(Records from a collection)
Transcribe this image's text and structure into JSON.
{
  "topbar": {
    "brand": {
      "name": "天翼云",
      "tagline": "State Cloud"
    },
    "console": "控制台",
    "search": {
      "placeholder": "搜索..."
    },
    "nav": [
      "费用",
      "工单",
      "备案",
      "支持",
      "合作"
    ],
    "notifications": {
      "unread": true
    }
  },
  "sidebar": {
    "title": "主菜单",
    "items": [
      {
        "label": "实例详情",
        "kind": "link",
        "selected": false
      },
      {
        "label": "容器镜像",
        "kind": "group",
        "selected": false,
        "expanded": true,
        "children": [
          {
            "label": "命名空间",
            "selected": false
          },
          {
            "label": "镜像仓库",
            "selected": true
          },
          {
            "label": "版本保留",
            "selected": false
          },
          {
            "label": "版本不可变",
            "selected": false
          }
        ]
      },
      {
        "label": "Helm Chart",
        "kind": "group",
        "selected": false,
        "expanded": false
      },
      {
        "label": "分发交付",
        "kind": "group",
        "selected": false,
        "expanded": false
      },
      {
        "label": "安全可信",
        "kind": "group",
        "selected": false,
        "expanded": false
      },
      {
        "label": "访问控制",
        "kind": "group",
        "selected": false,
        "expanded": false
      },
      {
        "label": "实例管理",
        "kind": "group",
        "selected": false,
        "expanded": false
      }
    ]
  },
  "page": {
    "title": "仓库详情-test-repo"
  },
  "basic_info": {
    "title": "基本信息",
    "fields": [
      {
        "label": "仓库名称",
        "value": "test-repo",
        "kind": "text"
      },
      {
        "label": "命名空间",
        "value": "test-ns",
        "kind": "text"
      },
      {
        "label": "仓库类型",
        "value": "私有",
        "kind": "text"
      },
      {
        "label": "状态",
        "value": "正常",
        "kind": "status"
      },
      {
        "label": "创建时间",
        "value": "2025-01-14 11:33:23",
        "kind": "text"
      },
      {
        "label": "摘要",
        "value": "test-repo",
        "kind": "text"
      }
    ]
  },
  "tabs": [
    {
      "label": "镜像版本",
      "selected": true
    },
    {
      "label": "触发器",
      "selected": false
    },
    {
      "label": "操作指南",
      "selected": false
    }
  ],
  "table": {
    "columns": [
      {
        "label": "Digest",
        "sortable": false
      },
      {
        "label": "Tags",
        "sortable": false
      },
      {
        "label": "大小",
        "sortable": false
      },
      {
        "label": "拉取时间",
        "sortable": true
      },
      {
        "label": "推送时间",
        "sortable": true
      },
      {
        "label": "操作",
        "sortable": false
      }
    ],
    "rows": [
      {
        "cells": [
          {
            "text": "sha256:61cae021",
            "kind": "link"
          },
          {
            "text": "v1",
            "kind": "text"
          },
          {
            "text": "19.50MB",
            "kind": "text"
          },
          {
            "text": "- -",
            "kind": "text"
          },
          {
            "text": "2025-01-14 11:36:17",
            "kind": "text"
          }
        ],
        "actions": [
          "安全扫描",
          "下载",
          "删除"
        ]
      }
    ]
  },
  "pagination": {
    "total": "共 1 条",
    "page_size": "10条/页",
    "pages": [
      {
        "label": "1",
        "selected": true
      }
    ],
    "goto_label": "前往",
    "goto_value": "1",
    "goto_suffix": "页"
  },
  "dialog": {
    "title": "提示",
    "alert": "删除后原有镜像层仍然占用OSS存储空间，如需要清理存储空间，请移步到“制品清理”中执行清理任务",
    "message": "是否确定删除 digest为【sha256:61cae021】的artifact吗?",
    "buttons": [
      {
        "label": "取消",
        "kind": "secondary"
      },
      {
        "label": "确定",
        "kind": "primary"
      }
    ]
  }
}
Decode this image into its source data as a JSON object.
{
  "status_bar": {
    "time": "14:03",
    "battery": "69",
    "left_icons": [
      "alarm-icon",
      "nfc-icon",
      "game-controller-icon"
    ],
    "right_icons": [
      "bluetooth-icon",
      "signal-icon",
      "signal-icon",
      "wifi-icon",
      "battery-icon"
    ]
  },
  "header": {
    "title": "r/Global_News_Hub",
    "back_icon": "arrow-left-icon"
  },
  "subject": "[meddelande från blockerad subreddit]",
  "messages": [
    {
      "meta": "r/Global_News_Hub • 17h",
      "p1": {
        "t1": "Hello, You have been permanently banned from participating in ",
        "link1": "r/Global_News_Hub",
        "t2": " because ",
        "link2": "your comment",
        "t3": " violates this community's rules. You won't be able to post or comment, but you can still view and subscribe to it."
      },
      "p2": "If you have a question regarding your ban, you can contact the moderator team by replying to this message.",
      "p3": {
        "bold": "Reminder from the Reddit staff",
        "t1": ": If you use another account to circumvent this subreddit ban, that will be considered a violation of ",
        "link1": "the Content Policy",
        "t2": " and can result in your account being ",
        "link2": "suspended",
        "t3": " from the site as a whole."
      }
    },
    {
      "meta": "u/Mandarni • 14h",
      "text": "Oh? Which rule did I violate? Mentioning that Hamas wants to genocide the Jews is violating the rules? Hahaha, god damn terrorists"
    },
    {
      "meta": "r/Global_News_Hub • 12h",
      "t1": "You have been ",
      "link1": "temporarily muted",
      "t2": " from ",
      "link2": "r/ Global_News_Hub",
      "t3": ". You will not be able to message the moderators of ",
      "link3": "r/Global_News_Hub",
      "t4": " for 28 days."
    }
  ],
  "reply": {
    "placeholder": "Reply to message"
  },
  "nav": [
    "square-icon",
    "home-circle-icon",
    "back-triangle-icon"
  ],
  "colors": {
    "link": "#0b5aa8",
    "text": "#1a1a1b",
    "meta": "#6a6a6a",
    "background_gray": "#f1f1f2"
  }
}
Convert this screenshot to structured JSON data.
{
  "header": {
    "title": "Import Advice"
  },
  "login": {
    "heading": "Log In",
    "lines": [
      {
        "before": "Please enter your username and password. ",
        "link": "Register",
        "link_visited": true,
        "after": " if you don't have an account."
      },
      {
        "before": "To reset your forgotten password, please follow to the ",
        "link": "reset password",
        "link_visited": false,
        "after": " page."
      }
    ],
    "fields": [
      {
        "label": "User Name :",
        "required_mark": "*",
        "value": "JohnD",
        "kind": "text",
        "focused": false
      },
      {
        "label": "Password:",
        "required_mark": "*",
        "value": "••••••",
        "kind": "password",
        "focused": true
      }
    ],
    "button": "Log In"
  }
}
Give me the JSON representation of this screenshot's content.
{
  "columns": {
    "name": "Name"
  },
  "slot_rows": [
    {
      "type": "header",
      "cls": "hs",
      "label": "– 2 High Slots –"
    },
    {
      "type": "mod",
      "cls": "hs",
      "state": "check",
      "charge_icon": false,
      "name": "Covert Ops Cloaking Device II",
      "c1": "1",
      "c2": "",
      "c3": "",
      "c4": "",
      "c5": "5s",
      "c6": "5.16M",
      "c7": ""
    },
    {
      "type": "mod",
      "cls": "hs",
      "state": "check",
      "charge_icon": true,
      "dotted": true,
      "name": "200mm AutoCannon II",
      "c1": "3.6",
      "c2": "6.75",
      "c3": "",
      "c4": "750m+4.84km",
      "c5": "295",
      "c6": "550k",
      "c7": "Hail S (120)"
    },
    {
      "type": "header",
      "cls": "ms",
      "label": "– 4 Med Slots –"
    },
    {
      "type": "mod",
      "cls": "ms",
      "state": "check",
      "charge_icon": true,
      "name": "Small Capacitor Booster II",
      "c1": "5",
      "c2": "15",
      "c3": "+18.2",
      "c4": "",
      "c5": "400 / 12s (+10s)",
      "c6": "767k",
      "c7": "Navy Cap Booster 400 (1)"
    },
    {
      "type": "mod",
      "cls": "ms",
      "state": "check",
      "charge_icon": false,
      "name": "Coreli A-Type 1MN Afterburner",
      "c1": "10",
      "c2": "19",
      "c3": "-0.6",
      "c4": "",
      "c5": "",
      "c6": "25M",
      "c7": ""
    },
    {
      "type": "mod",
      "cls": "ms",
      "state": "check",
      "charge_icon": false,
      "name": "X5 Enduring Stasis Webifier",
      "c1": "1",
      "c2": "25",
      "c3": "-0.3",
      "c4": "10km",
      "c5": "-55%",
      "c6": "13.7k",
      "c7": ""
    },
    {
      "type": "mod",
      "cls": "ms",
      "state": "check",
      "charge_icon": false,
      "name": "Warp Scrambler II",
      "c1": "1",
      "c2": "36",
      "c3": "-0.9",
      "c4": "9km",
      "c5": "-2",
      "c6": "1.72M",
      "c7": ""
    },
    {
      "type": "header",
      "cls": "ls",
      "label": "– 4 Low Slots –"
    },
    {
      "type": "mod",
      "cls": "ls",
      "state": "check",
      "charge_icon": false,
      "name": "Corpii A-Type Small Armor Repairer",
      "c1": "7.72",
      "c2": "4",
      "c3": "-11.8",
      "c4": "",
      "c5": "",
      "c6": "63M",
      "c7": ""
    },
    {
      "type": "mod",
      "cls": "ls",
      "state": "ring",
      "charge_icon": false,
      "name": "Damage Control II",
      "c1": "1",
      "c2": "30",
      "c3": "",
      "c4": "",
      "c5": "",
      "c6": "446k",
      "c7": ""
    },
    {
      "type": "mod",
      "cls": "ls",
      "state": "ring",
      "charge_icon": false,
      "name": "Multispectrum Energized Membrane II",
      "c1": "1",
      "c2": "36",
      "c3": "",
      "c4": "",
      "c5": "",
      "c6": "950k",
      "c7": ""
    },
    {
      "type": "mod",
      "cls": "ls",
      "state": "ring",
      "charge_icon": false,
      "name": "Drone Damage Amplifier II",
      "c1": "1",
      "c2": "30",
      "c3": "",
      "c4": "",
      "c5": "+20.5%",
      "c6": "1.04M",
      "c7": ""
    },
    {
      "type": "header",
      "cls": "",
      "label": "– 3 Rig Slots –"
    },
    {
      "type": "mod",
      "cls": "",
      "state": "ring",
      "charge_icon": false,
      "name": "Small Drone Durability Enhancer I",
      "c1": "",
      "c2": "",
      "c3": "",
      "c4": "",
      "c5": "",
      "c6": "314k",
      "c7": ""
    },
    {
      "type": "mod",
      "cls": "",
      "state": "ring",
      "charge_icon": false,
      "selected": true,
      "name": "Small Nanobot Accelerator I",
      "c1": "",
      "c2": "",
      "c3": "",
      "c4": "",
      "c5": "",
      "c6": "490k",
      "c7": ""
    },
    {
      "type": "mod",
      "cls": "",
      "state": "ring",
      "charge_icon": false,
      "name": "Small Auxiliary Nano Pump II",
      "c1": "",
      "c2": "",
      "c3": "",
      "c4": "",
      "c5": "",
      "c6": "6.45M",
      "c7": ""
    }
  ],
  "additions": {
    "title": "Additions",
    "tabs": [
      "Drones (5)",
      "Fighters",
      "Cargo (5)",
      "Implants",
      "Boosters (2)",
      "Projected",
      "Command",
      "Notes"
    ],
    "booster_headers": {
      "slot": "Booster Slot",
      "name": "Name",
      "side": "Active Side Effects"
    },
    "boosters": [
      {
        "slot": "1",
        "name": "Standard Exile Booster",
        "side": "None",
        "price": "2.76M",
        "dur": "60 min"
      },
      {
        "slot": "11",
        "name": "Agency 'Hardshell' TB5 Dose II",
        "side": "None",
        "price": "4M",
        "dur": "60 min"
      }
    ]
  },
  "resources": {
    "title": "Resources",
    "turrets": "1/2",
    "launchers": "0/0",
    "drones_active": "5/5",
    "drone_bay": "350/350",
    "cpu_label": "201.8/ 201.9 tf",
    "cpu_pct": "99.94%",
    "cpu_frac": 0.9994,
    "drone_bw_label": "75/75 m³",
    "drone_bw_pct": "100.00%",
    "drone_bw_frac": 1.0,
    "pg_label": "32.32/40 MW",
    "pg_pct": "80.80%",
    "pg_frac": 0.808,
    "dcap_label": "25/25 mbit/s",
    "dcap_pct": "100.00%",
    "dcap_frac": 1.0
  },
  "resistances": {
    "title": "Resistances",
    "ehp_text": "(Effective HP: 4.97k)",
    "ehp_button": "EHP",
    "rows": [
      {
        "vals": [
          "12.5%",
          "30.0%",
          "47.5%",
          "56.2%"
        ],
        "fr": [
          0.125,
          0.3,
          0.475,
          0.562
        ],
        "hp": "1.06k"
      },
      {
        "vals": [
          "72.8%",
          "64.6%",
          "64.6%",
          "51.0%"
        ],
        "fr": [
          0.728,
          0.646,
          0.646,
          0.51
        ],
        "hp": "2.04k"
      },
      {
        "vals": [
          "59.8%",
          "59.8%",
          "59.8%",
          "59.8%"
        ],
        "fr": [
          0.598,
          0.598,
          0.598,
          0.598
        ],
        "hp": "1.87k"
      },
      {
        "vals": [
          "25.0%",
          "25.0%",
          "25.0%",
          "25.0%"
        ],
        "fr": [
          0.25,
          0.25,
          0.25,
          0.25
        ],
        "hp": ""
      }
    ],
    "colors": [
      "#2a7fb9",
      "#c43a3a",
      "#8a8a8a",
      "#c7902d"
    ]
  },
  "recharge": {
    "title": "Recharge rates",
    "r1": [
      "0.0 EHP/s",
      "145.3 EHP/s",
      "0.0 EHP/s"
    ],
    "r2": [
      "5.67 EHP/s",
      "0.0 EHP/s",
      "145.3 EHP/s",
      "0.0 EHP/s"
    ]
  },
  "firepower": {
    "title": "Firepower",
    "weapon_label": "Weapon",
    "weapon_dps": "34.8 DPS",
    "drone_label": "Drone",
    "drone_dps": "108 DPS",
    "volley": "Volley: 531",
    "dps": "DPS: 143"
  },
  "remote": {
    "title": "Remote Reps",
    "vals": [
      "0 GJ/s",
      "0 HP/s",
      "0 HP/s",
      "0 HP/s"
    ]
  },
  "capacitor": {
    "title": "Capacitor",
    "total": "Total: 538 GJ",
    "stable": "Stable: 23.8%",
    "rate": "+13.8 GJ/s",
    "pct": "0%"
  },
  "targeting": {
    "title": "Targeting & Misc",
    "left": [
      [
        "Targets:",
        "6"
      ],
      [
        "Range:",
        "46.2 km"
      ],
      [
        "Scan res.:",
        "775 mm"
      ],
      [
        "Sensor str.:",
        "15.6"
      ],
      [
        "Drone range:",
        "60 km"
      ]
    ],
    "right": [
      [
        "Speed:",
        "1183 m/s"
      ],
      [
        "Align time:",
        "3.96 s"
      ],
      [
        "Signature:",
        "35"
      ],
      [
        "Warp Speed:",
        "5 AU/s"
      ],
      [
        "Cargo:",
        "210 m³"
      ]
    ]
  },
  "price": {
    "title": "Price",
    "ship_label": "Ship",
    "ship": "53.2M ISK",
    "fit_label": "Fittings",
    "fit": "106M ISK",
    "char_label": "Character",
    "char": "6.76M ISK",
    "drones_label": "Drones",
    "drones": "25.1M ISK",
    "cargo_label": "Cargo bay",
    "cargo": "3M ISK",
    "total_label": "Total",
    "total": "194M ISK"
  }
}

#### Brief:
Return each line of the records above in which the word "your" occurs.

#### Exercise result:
        "link2": "your comment",
      "p2": "If you have a question regarding your ban, you can contact the moderator team by replying to this message.",
        "t2": " and can result in your account being ",
        "before": "Please enter your username and password. ",
        "before": "To reset your forgotten password, please follow to the ",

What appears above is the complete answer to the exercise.